We returned to James' apartment for lunch with several of James' friends from church. Here are a few of them posing for me (from left, Nathan, James, Aaron, Amy, and Brian):

James made some yummy chicken with peppers and onions, I was in charge of the salad and rice, Vick made fried platanos, and there was watermelon and lemon banana cake with maple frosting. After our meal and some pleasant chatting, Nathan and James rode the Metro back to the airport with me and said goodbye.

I just want to thank my mom and dad for buying my plane ticket, James and Brian for sharing their bachelor pad with us, Dan for watching the kids and refinishing the floor of our bedroom while I was gone, Vick for making the chocolate cake (and reading my blog!) and Nathan for turning 30. It was a great weekend.

Thursday, July 5, 2007

Some Favorite Picture Books

It has been quite awhile since my last post, I am realizing. I've got a bunch of books that I keep meaning to write about so that I can finally take them back to the library, so here goes.

First on the list is The Dog Child by Simon Black, illustrated by Honorio Robledo. I thought this book was cute, and a little bit weird, but it was a big hit with the boys. It is about a couple who treats their dog as though she is their daughter, even sending her to kindergarten. Finally the dog gets her secret wish when her humans have a baby, and she gets to go back to being a regular pet:

The next book that merits mention comes with a warning. It is The Three Little Wolves and the Big Bad Pig by Eugene Trivizas, illustrated by Helen Oxenbury. I am not actually recommending this book. This story was surprisingly violent. The wolves start out building a house of brick, which the pig knocks down with a sledgehammer. Their second house, built of concrete, is smashed down by a pneumatic drill. They build their third house out of barbed wire, iron bars, armor plates, heavy metal padlocks, Plexiglas and reinforced steel chains. The pig blows this house up with dynamite. The illustration on this page looks like a scene from Iraq. I have been showing the book to everyone who comes over, which has launched it to celebrity status, and Adam has been begging for it ever since:

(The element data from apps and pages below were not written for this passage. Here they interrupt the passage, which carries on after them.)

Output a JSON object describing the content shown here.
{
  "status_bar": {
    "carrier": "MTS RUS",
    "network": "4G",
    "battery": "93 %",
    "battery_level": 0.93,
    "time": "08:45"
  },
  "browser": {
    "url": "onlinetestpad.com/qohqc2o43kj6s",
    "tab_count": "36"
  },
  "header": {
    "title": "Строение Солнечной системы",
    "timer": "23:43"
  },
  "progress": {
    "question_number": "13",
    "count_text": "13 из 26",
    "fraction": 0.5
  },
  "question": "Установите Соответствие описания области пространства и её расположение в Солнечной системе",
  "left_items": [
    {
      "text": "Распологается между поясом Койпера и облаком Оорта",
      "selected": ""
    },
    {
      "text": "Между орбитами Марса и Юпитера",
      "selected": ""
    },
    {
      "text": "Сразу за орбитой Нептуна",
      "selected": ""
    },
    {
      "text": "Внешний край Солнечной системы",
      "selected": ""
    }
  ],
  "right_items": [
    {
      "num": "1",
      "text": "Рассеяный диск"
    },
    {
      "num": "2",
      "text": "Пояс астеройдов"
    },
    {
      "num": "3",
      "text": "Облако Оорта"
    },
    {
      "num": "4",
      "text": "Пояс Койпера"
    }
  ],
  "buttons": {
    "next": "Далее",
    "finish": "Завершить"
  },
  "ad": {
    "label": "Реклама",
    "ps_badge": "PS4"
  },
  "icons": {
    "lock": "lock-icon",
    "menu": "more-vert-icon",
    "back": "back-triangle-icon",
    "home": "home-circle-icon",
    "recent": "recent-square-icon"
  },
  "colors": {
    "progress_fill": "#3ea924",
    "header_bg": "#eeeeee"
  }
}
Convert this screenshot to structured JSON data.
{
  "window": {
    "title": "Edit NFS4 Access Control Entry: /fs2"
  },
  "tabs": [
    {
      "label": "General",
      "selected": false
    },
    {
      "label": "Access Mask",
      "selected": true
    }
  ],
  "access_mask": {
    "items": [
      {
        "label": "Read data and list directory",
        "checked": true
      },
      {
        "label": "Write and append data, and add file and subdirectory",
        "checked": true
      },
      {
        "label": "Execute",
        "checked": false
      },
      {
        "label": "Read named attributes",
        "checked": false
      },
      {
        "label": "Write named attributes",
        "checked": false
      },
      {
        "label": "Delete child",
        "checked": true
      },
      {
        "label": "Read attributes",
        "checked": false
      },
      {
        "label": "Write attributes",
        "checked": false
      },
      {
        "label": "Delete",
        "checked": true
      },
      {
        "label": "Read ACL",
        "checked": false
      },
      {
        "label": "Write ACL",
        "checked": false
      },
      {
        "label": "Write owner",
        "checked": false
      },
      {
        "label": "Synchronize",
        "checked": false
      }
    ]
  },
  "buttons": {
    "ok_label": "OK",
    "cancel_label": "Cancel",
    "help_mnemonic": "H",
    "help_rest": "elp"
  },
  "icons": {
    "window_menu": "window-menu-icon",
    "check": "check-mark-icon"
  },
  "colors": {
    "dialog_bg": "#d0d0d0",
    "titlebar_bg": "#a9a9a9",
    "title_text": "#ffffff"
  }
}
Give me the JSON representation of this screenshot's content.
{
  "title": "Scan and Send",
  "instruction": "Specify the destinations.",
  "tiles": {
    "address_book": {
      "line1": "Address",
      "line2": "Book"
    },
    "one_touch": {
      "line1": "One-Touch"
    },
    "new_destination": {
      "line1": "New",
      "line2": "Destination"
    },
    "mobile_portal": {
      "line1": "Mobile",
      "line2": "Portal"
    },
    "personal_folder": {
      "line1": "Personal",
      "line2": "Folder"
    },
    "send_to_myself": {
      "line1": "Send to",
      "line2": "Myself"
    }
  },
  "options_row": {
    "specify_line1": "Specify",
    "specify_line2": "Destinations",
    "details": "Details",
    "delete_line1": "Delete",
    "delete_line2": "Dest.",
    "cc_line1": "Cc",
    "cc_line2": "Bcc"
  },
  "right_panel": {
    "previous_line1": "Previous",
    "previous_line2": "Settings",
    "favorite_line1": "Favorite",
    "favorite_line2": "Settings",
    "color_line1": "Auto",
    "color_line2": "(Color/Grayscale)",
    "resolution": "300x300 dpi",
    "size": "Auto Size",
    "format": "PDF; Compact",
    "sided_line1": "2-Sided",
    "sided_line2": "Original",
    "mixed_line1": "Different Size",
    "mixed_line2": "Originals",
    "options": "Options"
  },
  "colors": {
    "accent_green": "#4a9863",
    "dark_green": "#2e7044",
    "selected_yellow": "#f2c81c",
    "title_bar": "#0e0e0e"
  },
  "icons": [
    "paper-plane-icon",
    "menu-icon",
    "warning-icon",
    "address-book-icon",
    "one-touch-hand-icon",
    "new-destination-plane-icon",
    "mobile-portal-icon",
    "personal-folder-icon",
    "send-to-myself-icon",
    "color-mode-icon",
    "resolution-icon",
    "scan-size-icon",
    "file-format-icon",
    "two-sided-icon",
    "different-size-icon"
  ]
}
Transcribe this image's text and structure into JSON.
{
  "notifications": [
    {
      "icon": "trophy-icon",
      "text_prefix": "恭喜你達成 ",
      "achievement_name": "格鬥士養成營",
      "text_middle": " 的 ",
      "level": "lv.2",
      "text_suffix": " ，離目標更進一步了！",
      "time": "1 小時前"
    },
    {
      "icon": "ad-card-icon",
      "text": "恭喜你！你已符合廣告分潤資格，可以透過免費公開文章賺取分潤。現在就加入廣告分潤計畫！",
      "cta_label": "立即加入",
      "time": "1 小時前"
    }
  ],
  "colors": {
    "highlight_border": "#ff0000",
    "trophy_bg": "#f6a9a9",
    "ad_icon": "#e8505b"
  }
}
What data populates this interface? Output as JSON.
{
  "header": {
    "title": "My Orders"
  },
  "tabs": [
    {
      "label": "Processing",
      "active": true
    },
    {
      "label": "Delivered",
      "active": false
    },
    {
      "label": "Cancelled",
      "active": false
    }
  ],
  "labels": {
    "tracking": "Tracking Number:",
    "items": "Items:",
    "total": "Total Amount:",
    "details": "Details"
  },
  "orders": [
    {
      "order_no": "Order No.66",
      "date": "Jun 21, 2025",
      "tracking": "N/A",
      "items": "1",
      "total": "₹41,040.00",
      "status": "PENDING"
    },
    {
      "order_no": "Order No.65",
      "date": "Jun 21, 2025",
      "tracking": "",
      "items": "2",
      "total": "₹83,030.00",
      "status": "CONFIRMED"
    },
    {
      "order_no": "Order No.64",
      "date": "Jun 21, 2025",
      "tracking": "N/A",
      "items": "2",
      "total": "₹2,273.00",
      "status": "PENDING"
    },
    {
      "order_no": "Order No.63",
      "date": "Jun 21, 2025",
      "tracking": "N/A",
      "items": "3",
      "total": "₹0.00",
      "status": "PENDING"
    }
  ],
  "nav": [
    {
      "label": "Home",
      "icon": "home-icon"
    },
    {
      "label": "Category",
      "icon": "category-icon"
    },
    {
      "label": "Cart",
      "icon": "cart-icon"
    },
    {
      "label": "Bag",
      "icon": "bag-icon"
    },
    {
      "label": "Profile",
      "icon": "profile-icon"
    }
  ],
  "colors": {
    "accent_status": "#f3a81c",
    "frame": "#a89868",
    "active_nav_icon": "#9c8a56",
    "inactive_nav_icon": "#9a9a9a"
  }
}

My third recommendation is A Harvest of Color by Melanie Eclare. This is the nonfiction account, illustrated with photographs by the author, of a group of children who grew vegetables together one summer. Each child picks a different vegetable and talks about planting and taking care of it as it grows. At the end of the summer they make a giant salad of their harvest and eat it together. This book has really captivated the boys:

Well, we hope you enjoy our recommendations. Happy Reading!